The New York State Senate‘s rejection of a bill that would have allowed marriage between two people who love each other — but happen to be gay — is just the most recent in a string of set-backs in the area of gay rights. Other set-backs have been occurring, or are currently looming, in women’s rights, specifically reproductive rights. One wonders about the mood of this country.
This particular one wonders if anyone else is harking back, with more than a little sadness, to the 1950s. If you weren’t around then, I can tell you it was a strange decade. Great optimism for the future — well, there’s not much of that today — while simultaneously there was terrible meanness behind the McCarthy witch hunts and the denial of women’s rights, plus a certain amount of smugness embedded into a bland, national complacency.
At ladies’ bridge parties there were small china ashtrays on each corner of the table and the conversation usually drifted toward those lovely wonder drugs emerging to give instant relief for any problem.
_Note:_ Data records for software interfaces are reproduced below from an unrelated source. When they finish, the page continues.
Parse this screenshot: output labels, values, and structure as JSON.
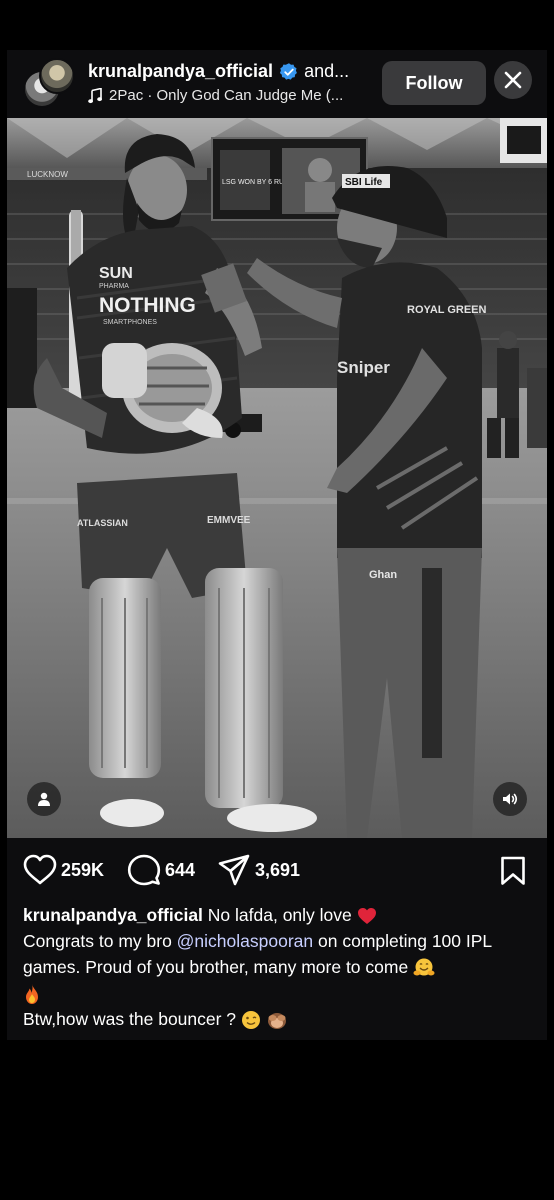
{
  "header": {
    "username": "krunalpandya_official",
    "coauthor_suffix": "and...",
    "audio": "2Pac · Only God Can Judge Me (...",
    "follow_label": "Follow"
  },
  "media": {
    "photo_text": {
      "sponsor_1": "SUN",
      "sponsor_1_sub": "PHARMA",
      "sponsor_2": "NOTHING",
      "sponsor_2_sub": "SMARTPHONES",
      "sponsor_3": "ATLASSIAN",
      "sponsor_4": "EMMVEE",
      "cap_text": "SBI Life",
      "scoreboard": "LSG WON BY 6 RUNS",
      "ad_board": "LUCKNOW",
      "shoulder_brand": "ROYAL GREEN",
      "chest_brand": "Sniper",
      "pants_brand": "Ghan"
    }
  },
  "actions": {
    "likes": "259K",
    "comments": "644",
    "shares": "3,691"
  },
  "caption": {
    "username": "krunalpandya_official",
    "text_1": "No lafda, only love",
    "text_2_pre": "Congrats to my bro ",
    "mention": "@nicholaspooran",
    "text_2_post": " on completing 100 IPL games. Proud of you brother, many more to come",
    "text_3": "Btw,how was the bouncer ?"
  },
  "icons": {
    "verified": "verified-badge-icon",
    "music": "music-note-icon",
    "close": "close-icon",
    "user_tag": "user-tag-icon",
    "audio": "speaker-icon",
    "like": "heart-icon",
    "comment": "comment-icon",
    "share": "send-icon",
    "save": "bookmark-icon"
  },
  "colors": {
    "background": "#000000",
    "card": "#0d0d0f",
    "button": "#3a3a3c",
    "verified": "#3897f0",
    "mention": "#c8cfff",
    "heart_emoji": "#e0243a"
  }
}
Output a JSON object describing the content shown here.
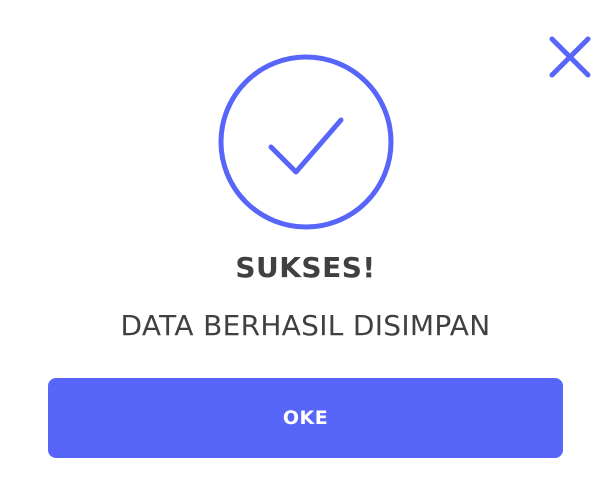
{
  "dialog": {
    "title": "SUKSES!",
    "message": "DATA BERHASIL DISIMPAN",
    "ok_label": "OKE",
    "close_icon": "close-icon",
    "status_icon": "check-circle-icon"
  },
  "colors": {
    "accent": "#5865f9",
    "text": "#404040",
    "background": "#ffffff",
    "button_text": "#ffffff"
  }
}
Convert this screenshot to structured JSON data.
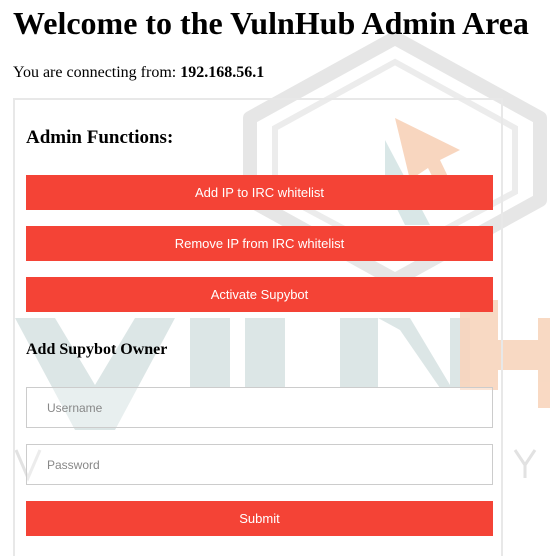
{
  "page": {
    "title": "Welcome to the VulnHub Admin Area",
    "connecting_label": "You are connecting from:",
    "client_ip": "192.168.56.1"
  },
  "admin_functions": {
    "heading": "Admin Functions:",
    "add_ip_label": "Add IP to IRC whitelist",
    "remove_ip_label": "Remove IP from IRC whitelist",
    "activate_supybot_label": "Activate Supybot"
  },
  "supybot_owner": {
    "heading": "Add Supybot Owner",
    "username_placeholder": "Username",
    "password_placeholder": "Password",
    "submit_label": "Submit"
  },
  "watermark": {
    "logo_text": "VULNHUB",
    "accent_color": "#f7c8a8",
    "base_color": "#d7e3e3"
  },
  "colors": {
    "button_red": "#f44336",
    "button_text": "#ffffff",
    "field_border": "#cccccc"
  }
}
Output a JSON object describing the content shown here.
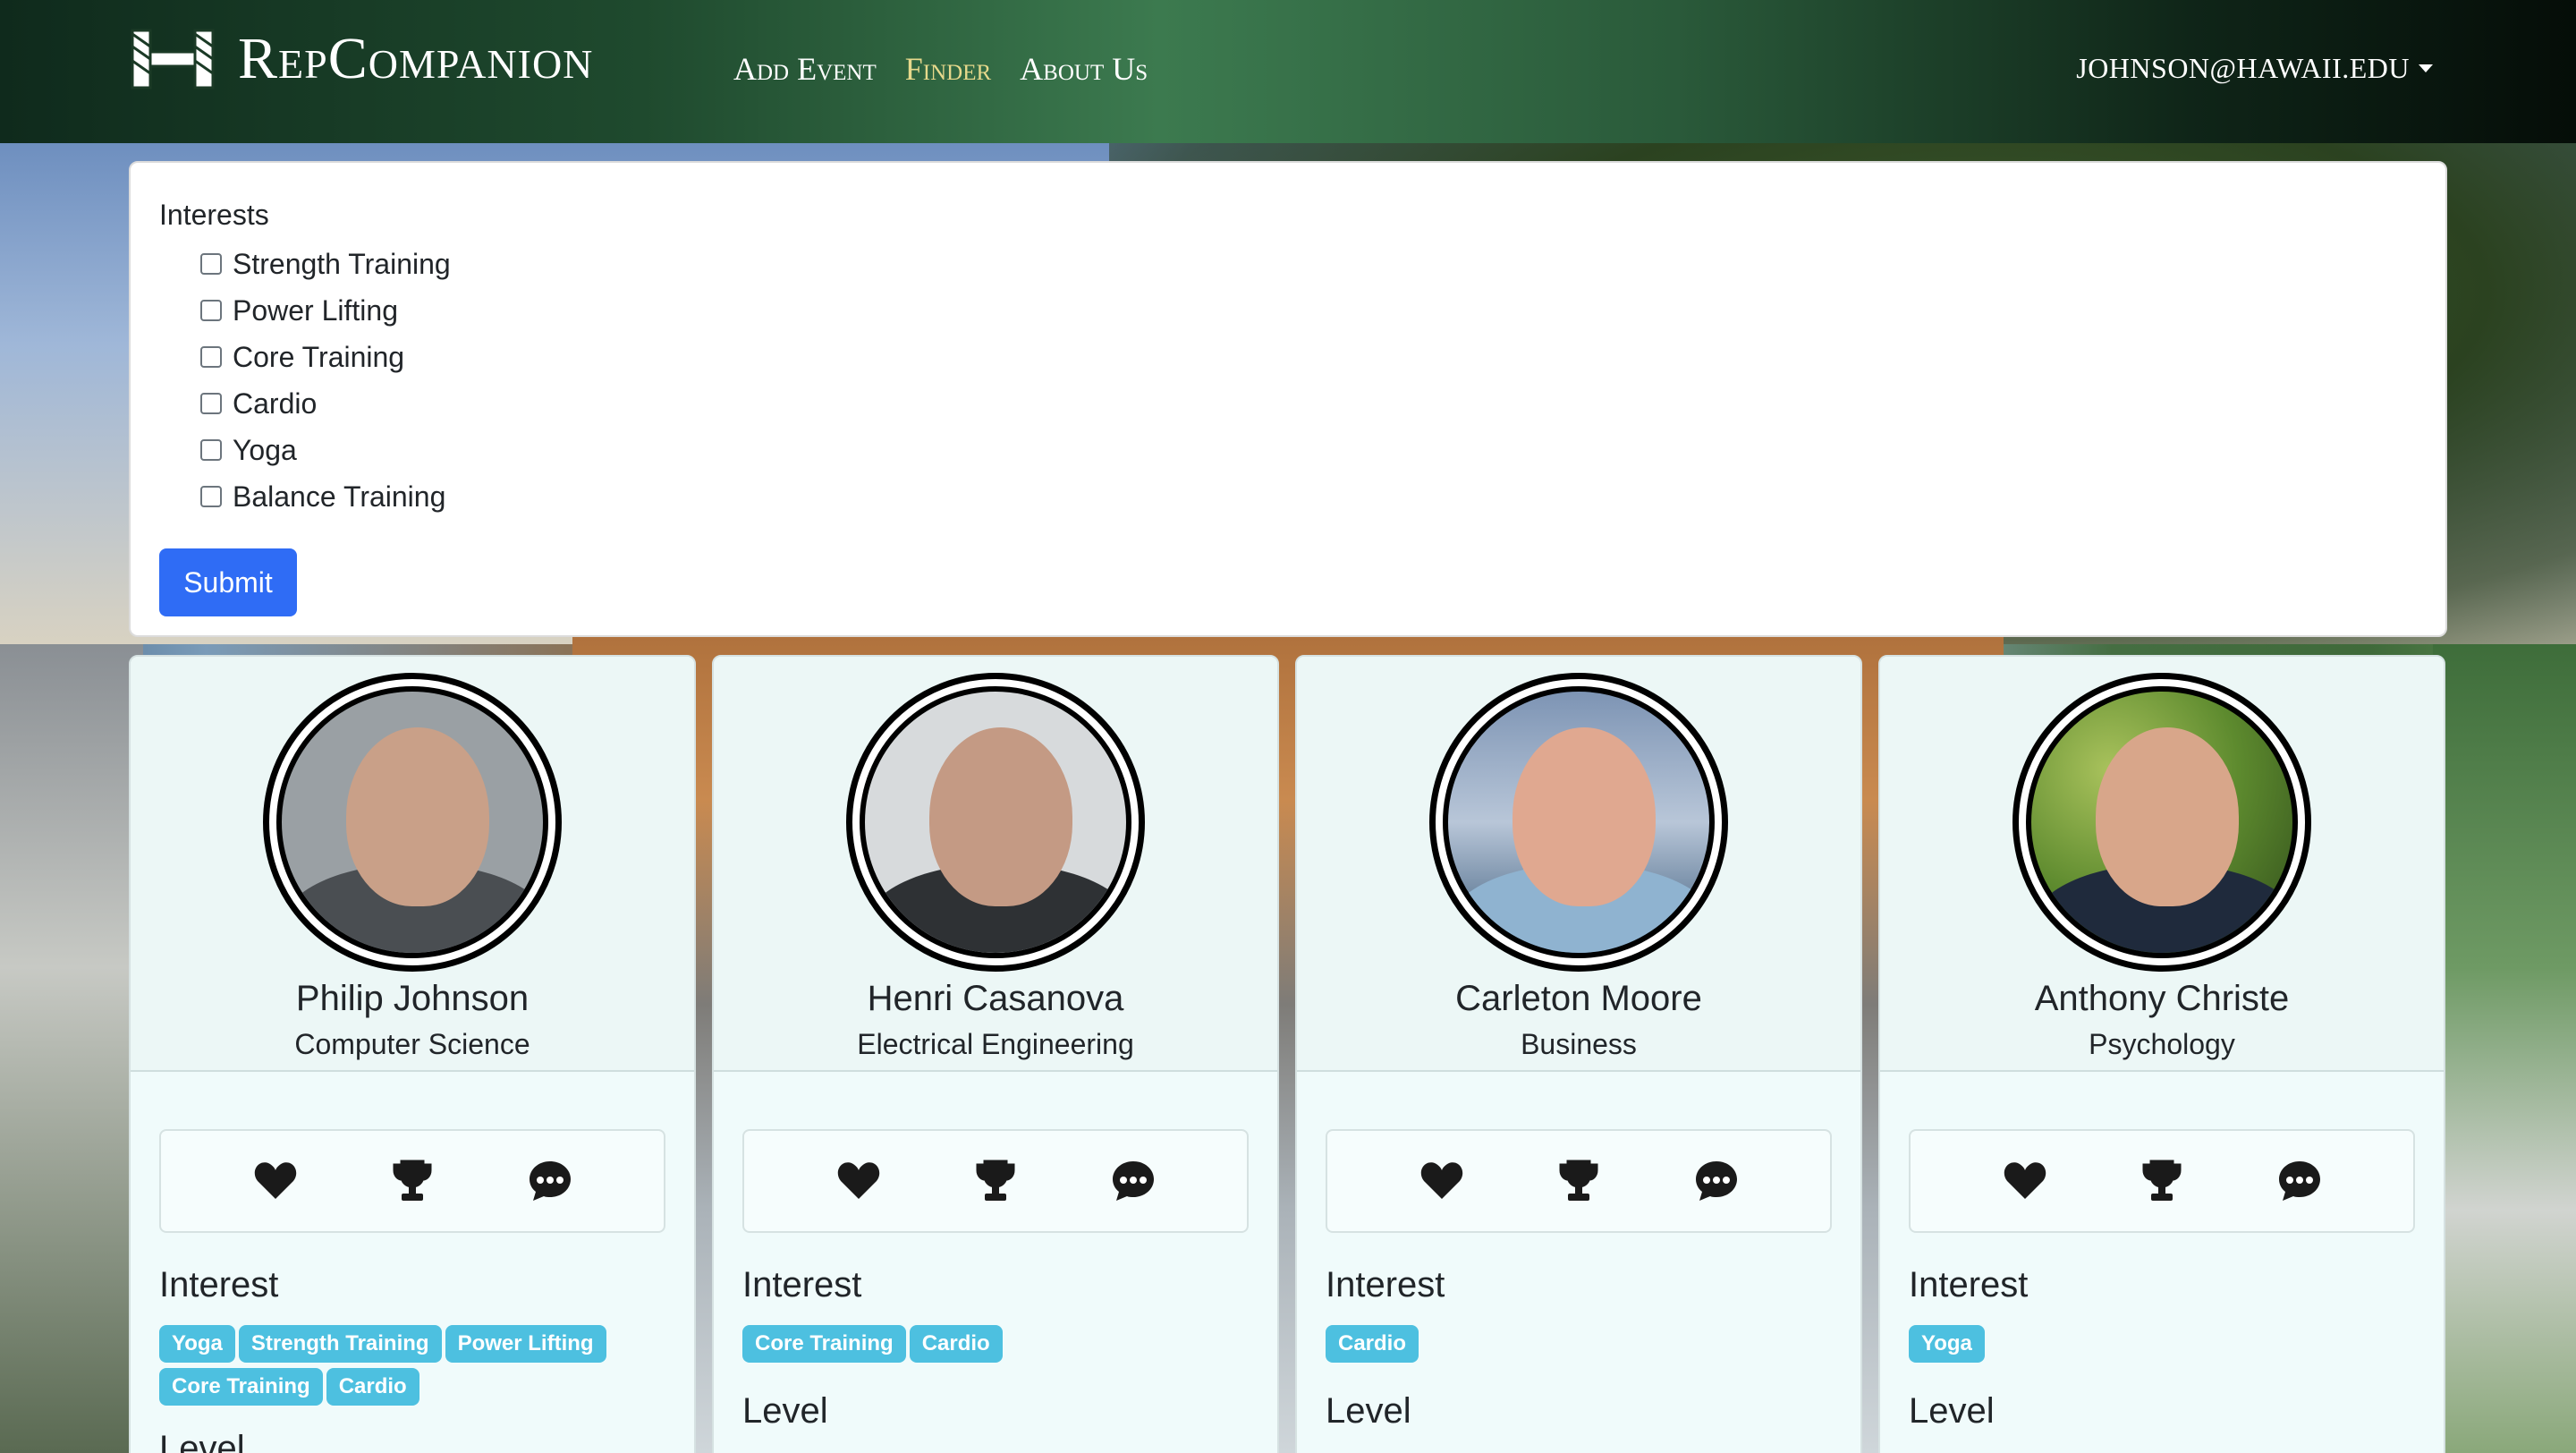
{
  "nav": {
    "brand": "RepCompanion",
    "links": [
      {
        "label": "Add Event",
        "active": false
      },
      {
        "label": "Finder",
        "active": true
      },
      {
        "label": "About Us",
        "active": false
      }
    ],
    "user": "johnson@hawaii.edu"
  },
  "filter": {
    "heading": "Interests",
    "options": [
      "Strength Training",
      "Power Lifting",
      "Core Training",
      "Cardio",
      "Yoga",
      "Balance Training"
    ],
    "submit_label": "Submit"
  },
  "colors": {
    "nav_active": "#e7d98c",
    "submit": "#2f6cf5",
    "tag": "#4dc0e0"
  },
  "profiles": [
    {
      "name": "Philip Johnson",
      "department": "Computer Science",
      "interest_heading": "Interest",
      "interests": [
        "Yoga",
        "Strength Training",
        "Power Lifting",
        "Core Training",
        "Cardio"
      ],
      "level_heading": "Level"
    },
    {
      "name": "Henri Casanova",
      "department": "Electrical Engineering",
      "interest_heading": "Interest",
      "interests": [
        "Core Training",
        "Cardio"
      ],
      "level_heading": "Level"
    },
    {
      "name": "Carleton Moore",
      "department": "Business",
      "interest_heading": "Interest",
      "interests": [
        "Cardio"
      ],
      "level_heading": "Level"
    },
    {
      "name": "Anthony Christe",
      "department": "Psychology",
      "interest_heading": "Interest",
      "interests": [
        "Yoga"
      ],
      "level_heading": "Level"
    }
  ],
  "action_icons": [
    "heart-icon",
    "trophy-icon",
    "chat-bubble-icon"
  ]
}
The conversation never drifted toward back-alley abortions, unless someone had recently died and the others knew how it had happened. Those of us who had jobs — running a house, entertaining for the husband’s business, raising children; those were not considered jobs — usually had male counterparts doing the exact same thing for twice the salary. One did not complain. If one were middle class white, and involved in any sort of civil rights work, one never brought that up at the bridge table. It was a strange decade.
Today’s New York Times story quotes senators who voted against the same-sex marriage bill as saying “the public is gripped by economic anxiety and remain(s) uneasy about changing the state’s definition of marriage.” The San Francisco Chronicle article includes a comment from sponsoring Senator Thomas Duane, “I wasn’t expecting betrayal.” I’m sure those are both accurate reports. Whatever its underlying economic, political or social fears, the public seems also to harbor a degree of meanness in discounting the rights of others.
If you substitute a measure of cynicism or hopelessness about the future for the complacency of a half-century ago, and throw in the self-righteousness of those who for religious or political reasons justify the denial of rights to their fellow citizens, it’s easy to draw parallels between this decade and that one long ago.
In the fifties the groundwork was being laid for civil rights, for women’s liberation, for Roe v Wade and the upheavals that eventually led to progress, by courageous and energetic people of all sorts. I wish I could list myself in that number; I was at the bridge table trying to pretend normalcy in a life gone amok. Today there are others working just as hard for the rights of their fellow men and women.
I hope they can keep the faith.